Constructing a legacy: Tyler Fish, Construction Project Management

Coming from a small Minnesota town, Construction Project Management student Tyler Fish always knew he had a passion to work with his hands.

“I wanted to pursue a career outside; to go place to place with a new problem to solve daily,” Fish said.

Now, with just a few months away from earning his Associates Degree, Fish is poised to do just that.

Fish learned about Dunwoody from his father who took some HVAC classes at the College. After looking into Dunwoody, he knew it was the right fit for him.

“Dunwoody has been around for 100 plus years and has a great reputation,” Fish said. “I liked the stackable degrees they offered, and the high job placement as well.”

After just one year of instruction, Fish has already found himself an internship with a large sub-contractor.

Tyler Fish, right, works in the construction lab at Dunwoody, building dog houses.

During his time at Dunwoody, Fish has taken advantage of the many different activities, clubs, and organizations available. He is active in clubs such as Dunwoody Construction Management Student Association where he is the Vice President, National Home Builders Association, and Quiz Bowl. These extra curricular activities help build his professional skills beyond the classroom.

 

“These competitions and activities give me the ability to make mistakes in a safe environment,” Fish said. “I get a deeper understanding of the field this way.”

Through the National Association of Home Builders (NAHB), students present their solutions to a panel of judges who work within the industry. Dunwoody has competed in this competition for a number of years now.

Fish and a team of Dunwoody students recently traveled to Las Vegas for the NAHB competition. The team earned seventh place and Fish was awarded the outstanding student award.

Construction Project Managment student Tyler Fish, at his internship at
Parsons Electric summer 2018.

Passionate about his field, Fish often advocates for the need for people to go into construction and learn more about the industry. Recently, Fish was asked to speak at the State Capitol in favor of a bill that has the intent to give construction trades equal exposure in high schools as any other industry.

“I like to take the extra step,” Fish said. “I think success is measured by pursing your passion, and I want to help students do that.”

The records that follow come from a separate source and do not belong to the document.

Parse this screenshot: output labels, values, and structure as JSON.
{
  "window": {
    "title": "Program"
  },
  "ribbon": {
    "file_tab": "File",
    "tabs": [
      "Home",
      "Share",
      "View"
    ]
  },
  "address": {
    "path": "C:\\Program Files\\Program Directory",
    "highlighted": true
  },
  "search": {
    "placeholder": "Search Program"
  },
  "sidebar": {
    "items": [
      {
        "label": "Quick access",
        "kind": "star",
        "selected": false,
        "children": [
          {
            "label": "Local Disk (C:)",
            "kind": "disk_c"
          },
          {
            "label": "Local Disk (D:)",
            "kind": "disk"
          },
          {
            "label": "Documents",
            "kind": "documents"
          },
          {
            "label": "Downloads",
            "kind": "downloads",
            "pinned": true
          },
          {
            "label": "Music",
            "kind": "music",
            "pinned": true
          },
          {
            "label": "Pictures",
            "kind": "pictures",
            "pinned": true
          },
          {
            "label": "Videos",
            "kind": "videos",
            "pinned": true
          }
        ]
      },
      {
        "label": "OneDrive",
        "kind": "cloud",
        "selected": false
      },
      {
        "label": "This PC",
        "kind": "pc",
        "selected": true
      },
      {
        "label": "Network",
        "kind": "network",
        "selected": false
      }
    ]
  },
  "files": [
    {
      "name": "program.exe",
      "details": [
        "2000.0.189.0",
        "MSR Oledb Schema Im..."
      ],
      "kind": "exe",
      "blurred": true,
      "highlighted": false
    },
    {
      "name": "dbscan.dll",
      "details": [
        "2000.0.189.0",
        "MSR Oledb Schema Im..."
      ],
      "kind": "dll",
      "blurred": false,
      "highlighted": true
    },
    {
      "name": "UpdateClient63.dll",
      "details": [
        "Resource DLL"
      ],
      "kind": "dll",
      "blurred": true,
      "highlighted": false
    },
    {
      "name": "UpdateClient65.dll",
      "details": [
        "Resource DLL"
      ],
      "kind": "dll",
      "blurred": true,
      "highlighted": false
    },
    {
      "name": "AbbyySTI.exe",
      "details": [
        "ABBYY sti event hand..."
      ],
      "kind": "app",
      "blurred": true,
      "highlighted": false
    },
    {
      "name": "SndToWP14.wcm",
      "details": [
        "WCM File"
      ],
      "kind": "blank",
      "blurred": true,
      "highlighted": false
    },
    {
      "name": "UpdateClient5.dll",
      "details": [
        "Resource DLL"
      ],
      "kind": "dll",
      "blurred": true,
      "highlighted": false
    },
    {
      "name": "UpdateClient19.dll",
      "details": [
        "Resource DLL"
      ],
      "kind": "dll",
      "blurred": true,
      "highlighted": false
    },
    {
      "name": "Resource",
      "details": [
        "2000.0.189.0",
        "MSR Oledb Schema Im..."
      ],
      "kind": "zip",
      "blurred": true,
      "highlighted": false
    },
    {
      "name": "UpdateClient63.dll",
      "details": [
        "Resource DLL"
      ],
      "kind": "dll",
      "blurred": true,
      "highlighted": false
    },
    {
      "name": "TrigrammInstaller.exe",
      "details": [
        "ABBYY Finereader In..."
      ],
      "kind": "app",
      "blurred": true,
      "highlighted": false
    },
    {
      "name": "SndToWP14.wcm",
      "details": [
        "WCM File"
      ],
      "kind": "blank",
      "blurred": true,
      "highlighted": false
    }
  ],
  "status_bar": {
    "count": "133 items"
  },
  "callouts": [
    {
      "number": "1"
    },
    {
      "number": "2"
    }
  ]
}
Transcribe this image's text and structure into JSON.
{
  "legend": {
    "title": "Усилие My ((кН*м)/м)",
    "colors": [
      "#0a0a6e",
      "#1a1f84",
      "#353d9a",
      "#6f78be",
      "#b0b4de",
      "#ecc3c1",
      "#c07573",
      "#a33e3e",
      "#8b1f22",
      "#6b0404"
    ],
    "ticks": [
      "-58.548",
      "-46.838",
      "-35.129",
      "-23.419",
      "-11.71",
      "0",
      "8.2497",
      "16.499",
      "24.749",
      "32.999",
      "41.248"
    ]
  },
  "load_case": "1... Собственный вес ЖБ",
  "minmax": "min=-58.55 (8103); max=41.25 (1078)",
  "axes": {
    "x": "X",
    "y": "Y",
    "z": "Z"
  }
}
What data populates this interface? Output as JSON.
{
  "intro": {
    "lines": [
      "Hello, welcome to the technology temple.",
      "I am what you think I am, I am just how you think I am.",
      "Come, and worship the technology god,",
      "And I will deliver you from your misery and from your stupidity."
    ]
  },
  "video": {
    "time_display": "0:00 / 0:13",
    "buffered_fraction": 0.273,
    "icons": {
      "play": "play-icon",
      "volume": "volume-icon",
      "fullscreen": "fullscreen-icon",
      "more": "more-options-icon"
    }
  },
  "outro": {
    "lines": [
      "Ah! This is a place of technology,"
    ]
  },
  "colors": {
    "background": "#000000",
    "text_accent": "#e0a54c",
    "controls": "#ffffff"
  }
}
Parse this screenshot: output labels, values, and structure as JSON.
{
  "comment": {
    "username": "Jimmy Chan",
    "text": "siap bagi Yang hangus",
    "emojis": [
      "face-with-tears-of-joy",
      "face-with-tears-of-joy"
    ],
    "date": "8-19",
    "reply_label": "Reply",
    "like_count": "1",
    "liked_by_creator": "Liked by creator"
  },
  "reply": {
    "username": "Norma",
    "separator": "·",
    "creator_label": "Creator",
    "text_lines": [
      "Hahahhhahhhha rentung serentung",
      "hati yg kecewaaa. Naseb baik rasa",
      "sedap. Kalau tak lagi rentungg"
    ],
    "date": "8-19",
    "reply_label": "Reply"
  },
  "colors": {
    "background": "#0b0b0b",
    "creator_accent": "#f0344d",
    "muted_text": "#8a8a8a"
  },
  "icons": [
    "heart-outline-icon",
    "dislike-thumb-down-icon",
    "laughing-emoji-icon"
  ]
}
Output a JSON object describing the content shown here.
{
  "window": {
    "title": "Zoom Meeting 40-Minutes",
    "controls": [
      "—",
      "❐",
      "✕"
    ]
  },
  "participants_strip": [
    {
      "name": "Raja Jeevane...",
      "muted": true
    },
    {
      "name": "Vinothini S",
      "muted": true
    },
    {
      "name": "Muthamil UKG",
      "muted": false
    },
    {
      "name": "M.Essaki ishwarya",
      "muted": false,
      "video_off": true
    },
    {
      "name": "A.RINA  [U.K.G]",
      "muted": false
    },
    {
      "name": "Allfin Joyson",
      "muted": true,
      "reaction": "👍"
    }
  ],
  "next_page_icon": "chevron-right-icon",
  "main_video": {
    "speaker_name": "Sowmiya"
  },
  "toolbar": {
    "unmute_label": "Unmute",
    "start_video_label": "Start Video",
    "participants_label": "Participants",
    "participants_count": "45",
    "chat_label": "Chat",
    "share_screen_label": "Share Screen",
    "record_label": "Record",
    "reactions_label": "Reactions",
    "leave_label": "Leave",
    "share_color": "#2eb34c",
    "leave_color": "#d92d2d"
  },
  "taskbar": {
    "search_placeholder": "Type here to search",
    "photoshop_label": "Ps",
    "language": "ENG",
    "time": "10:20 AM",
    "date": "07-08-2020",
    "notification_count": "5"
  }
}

In addition to advocating for the industry, Fish’s academic success has earned him several scholarships that help enable him to pursue his professional goals in the field.

Looking into the future, Fish hopes to work in rough carpentry and eventually become a job site superintendent. Fish is expected to graduate with his associate’s degree this spring, and will continue on with a plus two to earn his bachelor’s degree.

“I want to leave a good legacy here and I want to see students thrive,” Fish said.